Feeds

OpenSSH hits the fan

Get patching!

  • alert
  • submit to reddit

Securing Web Applications Made Simple and Scalable

A serious vulnerability in default installation of OpenSSH on the OpenBSD operating system has come to light.

A vulnerability exists within the "challenge-response" authentication mechanism in the OpenSSH daemon (sshd), according to an alert issued today by Internet Security Systems.

This mechanism, part of the SSH2 protocol, verifies a user's identity by generating a challenge and forcing the user to supply a number of responses.

However this mechanism is flawed in OpenSSH version 3.3 - it's possible for a remote attacker to send a specially-crafted reply that triggers an overflow.

According to ISS, this can result in a remote denial of service attack on the OpenSSH daemon or a complete remote compromise. The OpenSSH daemon runs with superuser privilege, so remote attackers can gain superuser access.

Worse still, the vulnerability is being "actively exploited".

ISS recommends upgrade to OpenSSH version 3.4 immediately. As a workaround, BOFHs might also consider disabling unused OpenSSH authentication mechanisms.

OpenSSH is a free version of the SSH (Secure Shell) communications suite and is used as a secure replacement for protocols such as Telnet, Rlogin, Rsh, and Ftp.

You can find more information about the problem here, and details of vendors which implement OpenSSH here. ®

The smart choice: opportunity from uncertainty

More from The Register

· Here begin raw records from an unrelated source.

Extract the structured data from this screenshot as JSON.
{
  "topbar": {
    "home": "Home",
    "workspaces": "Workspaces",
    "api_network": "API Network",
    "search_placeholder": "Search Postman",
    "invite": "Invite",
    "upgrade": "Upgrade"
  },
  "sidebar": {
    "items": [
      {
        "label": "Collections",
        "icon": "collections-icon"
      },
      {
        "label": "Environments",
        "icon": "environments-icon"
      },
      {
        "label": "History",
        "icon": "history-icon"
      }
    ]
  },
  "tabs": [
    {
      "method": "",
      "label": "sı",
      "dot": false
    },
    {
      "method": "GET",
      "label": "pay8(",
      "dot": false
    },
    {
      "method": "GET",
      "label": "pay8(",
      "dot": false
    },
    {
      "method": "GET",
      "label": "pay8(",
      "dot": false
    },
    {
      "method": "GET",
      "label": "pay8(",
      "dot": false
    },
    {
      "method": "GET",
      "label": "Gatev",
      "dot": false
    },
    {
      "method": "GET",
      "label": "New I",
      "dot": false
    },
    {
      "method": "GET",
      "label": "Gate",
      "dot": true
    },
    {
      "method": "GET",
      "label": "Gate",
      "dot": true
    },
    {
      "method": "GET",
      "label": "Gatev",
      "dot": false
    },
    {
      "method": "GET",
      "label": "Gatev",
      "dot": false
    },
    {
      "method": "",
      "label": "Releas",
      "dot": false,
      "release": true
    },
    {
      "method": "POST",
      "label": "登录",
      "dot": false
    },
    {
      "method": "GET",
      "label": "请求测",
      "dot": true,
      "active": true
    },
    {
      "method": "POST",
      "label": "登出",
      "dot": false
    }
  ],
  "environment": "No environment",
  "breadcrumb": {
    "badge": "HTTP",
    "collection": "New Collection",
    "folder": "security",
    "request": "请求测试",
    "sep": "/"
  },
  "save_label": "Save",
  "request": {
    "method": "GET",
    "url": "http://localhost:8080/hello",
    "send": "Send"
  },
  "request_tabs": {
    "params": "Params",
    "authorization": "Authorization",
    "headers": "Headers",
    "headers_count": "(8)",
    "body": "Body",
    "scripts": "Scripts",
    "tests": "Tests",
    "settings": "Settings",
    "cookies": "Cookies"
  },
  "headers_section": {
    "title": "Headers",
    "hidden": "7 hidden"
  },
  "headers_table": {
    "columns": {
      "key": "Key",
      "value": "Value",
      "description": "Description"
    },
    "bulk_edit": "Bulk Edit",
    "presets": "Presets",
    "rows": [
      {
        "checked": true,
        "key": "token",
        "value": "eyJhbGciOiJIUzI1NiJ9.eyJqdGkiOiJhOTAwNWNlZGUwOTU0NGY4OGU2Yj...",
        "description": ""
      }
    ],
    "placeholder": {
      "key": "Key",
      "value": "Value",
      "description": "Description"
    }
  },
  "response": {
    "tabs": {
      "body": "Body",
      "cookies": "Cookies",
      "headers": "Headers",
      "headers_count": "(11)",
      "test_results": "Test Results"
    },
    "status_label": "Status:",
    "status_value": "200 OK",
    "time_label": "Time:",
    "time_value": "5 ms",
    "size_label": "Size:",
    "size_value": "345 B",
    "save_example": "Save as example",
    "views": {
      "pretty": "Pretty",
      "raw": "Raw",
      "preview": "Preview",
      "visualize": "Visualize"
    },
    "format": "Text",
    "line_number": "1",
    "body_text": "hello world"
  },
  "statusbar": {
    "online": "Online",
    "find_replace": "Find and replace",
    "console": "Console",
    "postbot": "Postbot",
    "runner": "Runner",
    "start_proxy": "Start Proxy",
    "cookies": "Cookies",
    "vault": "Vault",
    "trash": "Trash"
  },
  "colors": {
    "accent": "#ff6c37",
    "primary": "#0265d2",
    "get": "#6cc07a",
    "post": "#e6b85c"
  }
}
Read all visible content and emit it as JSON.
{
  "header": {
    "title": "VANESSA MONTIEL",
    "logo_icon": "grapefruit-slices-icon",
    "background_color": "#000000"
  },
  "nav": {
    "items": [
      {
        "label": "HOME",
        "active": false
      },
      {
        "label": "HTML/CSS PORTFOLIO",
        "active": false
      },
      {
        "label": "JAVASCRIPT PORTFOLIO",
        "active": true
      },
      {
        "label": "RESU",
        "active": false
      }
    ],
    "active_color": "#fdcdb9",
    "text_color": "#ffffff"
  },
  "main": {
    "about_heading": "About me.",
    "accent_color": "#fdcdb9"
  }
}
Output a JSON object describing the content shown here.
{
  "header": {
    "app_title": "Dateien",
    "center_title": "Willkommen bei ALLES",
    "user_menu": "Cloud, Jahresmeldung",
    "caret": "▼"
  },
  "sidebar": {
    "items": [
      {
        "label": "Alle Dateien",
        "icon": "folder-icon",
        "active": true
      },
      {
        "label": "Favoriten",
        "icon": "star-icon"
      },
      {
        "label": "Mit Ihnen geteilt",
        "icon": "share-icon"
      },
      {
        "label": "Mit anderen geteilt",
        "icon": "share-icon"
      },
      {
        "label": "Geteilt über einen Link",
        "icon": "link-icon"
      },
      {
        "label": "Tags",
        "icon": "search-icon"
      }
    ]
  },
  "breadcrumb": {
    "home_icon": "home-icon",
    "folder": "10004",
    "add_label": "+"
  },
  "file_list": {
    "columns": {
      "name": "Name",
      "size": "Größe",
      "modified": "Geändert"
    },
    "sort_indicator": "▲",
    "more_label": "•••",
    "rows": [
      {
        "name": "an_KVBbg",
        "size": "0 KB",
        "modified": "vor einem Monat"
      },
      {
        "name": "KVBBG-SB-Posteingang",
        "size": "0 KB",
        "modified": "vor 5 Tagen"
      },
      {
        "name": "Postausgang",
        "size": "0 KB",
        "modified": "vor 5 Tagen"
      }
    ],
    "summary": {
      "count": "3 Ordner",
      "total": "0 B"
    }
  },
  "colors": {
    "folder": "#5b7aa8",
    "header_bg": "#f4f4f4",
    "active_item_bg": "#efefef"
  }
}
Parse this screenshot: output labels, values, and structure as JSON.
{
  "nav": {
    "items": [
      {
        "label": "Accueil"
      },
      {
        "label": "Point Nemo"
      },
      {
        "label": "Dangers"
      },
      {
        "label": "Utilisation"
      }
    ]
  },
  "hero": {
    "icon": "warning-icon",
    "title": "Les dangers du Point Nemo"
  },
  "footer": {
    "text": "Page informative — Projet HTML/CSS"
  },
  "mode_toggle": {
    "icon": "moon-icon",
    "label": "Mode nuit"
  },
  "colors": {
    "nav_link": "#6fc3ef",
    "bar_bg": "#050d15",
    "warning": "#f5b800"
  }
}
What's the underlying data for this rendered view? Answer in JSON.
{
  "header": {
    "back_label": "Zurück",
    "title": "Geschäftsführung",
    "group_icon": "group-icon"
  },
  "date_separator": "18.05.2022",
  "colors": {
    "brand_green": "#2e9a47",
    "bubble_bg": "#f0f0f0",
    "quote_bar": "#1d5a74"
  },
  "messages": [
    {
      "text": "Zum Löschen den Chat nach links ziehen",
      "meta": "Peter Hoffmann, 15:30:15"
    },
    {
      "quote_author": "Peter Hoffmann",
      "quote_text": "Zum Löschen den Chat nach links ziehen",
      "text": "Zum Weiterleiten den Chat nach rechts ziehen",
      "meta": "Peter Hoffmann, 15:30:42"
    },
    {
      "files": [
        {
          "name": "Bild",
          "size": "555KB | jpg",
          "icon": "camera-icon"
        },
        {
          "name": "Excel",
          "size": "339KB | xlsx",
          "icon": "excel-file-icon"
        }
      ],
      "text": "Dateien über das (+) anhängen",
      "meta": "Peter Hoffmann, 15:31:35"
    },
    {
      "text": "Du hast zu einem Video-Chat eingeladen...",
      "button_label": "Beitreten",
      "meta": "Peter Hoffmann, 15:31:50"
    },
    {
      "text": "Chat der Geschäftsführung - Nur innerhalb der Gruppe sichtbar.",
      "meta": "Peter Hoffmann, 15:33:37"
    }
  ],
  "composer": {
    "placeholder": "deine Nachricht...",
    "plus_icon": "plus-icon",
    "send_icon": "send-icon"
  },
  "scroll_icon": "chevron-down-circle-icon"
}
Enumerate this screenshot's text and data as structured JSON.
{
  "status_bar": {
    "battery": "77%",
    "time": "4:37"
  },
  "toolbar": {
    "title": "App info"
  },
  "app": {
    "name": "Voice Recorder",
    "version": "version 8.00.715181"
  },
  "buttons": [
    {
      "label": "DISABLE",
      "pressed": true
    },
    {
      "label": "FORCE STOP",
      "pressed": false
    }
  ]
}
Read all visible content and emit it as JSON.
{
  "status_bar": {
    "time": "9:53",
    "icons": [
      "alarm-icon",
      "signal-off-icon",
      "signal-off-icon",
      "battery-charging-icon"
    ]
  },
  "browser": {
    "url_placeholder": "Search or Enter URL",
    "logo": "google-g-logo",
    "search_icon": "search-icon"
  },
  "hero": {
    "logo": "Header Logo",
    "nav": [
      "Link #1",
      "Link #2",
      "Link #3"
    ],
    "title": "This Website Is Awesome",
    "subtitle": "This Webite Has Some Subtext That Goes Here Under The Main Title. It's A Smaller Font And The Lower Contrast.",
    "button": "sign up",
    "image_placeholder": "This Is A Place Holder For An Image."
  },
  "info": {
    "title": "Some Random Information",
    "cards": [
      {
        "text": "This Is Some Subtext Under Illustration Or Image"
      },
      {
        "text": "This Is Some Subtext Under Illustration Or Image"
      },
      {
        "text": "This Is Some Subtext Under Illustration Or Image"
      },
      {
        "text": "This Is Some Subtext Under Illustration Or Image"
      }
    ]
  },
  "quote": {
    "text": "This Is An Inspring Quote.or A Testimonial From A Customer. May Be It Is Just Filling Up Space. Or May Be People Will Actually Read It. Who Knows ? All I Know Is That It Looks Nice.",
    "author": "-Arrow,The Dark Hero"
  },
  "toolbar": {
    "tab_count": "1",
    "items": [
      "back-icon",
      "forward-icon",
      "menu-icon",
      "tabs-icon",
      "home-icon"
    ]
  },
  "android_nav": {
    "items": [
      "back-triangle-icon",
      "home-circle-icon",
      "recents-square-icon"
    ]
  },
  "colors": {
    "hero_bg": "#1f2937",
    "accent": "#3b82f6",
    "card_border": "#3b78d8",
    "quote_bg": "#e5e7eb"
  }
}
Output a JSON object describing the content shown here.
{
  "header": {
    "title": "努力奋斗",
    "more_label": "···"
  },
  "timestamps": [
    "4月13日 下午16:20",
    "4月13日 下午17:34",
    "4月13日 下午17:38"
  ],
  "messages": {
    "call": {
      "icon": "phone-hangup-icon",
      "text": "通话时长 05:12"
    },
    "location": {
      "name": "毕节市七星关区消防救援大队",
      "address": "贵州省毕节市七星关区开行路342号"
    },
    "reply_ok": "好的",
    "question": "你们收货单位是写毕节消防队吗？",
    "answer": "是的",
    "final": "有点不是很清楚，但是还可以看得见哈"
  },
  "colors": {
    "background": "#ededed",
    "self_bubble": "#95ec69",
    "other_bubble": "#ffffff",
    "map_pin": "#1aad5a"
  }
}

next story
BMW's ConnectedDrive falls over, bosses blame upgrade snafu
Traffic flows up 20% as motorway middle lanes miraculously unclog
Putin: Crack Tor for me and I'll make you a MILLIONAIRE
Russian Interior Ministry offers big pile o' roubles for busting pro-privacy browser
Mozilla fixes CRITICAL security holes in Firefox, urges v31 upgrade
Misc memory hazards 'could be exploited' - and guess what, one's a Javascript vuln
Manic malware Mayhem spreads through Linux, FreeBSD web servers
And how Google could cripple infection rate in a second
How long is too long to wait for a security fix?
Synology finally patches OpenSSL bugs in Trevor's NAS
Don't look, Snowden: Security biz chases Tails with zero-day flaws alert
Exodus vows not to sell secrets of whistleblower's favorite OS
Roll out the welcome mat to hackers and crackers
Security chap pens guide to bug bounty programs that won't fail like Yahoo!'s
prev story

Whitepapers

Top three mobile application threats
Prevent sensitive data leakage over insecure channels or stolen mobile devices.
Implementing global e-invoicing with guaranteed legal certainty
Explaining the role local tax compliance plays in successful supply chain management and e-business and how leading global brands are addressing this.
Boost IT visibility and business value
How building a great service catalog relieves pressure points and demonstrates the value of IT service management.
Designing a Defense for Mobile Applications
Learn about the various considerations for defending mobile applications - from the application architecture itself to the myriad testing technologies.
Build a business case: developing custom apps
Learn how to maximize the value of custom applications by accelerating and simplifying their development.